Hoping to deflate the hype surrounding the NC, refurbished computer specialist Recompute has dropped prices on its entry-level 486-based computers to $299.

Hoping to deflate the hype surrounding the network computer (NC), refurbished computer specialist Recompute has dropped prices on its entry-level 486-based computers to $299.

For $299, customers get a 486-based computer from a major vendor with 8MB of memory and a 170MB hard disk. A monitor and Windows-based operating system can be added for additional cost.

"Every time there is a price cut in the main market, there is a price cut in the secondary market," explained Brian Kushner, chief executive officer of the Austin, Texas-based vendor. "It's like the used car market."

While consumers constitute Recompute's primary market, the low-priced 486 machines are also being pitched as a point-of-sale devices that can compete with NCs or terminals. "We decided to create a compelling enough reason why no one should ever purchase a network computer," Kushner said.

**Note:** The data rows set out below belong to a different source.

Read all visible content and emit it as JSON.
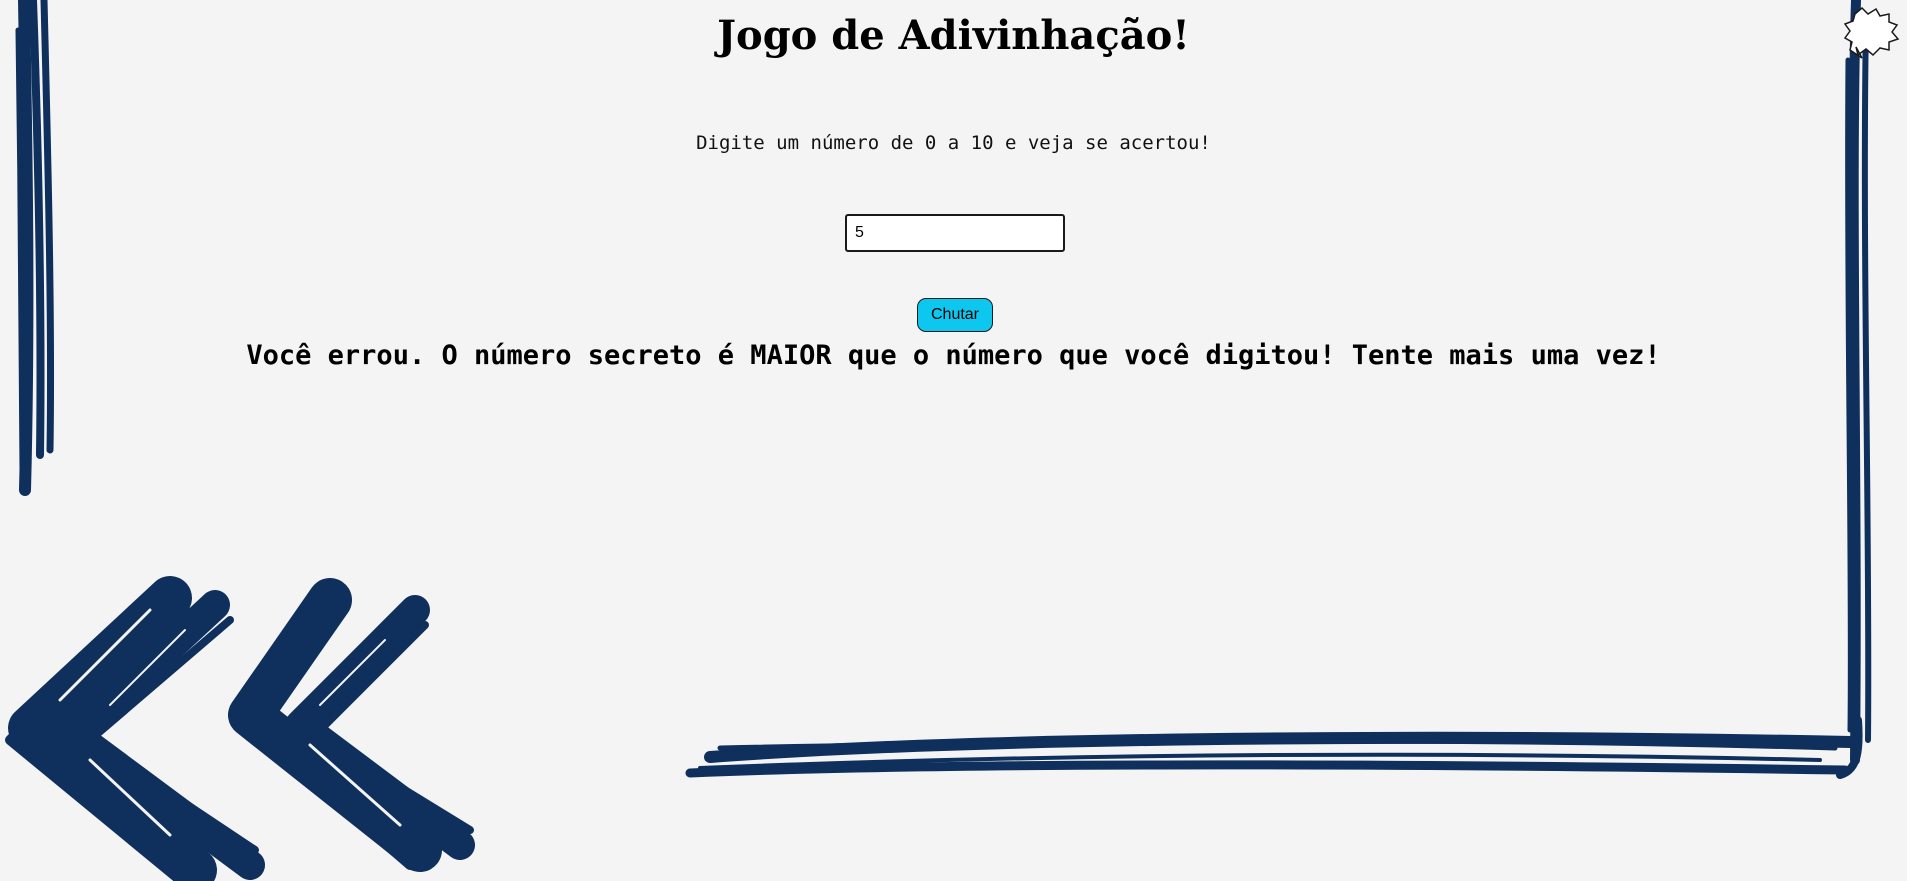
{
  "page": {
    "title": "Jogo de Adivinhação!",
    "instructions": "Digite um número de 0 a 10 e veja se acertou!",
    "guess_input_value": "5",
    "guess_button_label": "Chutar",
    "result_message": "Você errou. O número secreto é MAIOR que o número que você digitou! Tente mais uma vez!"
  },
  "decorations": {
    "scribble_color": "#0f2f5c",
    "button_color": "#0ec7ee",
    "icons": [
      "left-scribble-line",
      "right-scribble-frame",
      "double-chevron-left-icon",
      "speech-bubble-icon"
    ]
  }
}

Recompute is one of a number of refurbished computer specialists. The company purchases used computers from large corporations, tests and refreshes them, then sells the machines to consumers or businesses at a discount.

The company's business model is based around the fact that the acceleration of the technology upgrade cycle has created a growing supply of used, but still very functional, computers. Among Recompute's offerings are computers that were only released for the first time six months earlier. Rather than have these go to a landfill, Recompute, among other refurbishers, creates a second life for these machines.

Unfortunately for Recompute, the rapid upgrade cycle has also meant lower prices in the primary market. A refurbished Compaq Deskpro 2000 with a 133-MHz Pentium, 16MB of RAM, a 2GB hard drive, 8X CD-ROM, and Windows 95 sells for $847 on Recompute's Web site. The price is less than most other 133-MHz Pentium systems still available at other electronic reseller sites, but equaled and even surpassed by occasional close-out specials on equivalent systems.

CDW, for instance, is currently offering a Deskpro 2000 featuring a 100-MHz Pentium with 8MB of RAM, a smaller hard drive, and no CD-ROM for $729; the reseller is also hawking a 166-MHz Deskpro 2000 with 16MB of RAM and a 2.1GB hard drive as well as a CD-ROM for $899. The same site has an AST Bravo LC with at 166-MHz Pentium for $999 with 16MB of memory, a 2GB hard drive, and no CD-ROM.

As always, consumers need to read carefully. CompUSA is currently offering 166-MHz Pentium desktop from Digital for $799. The system, however, does not include a hard drive, operating system, or CD-ROM drive.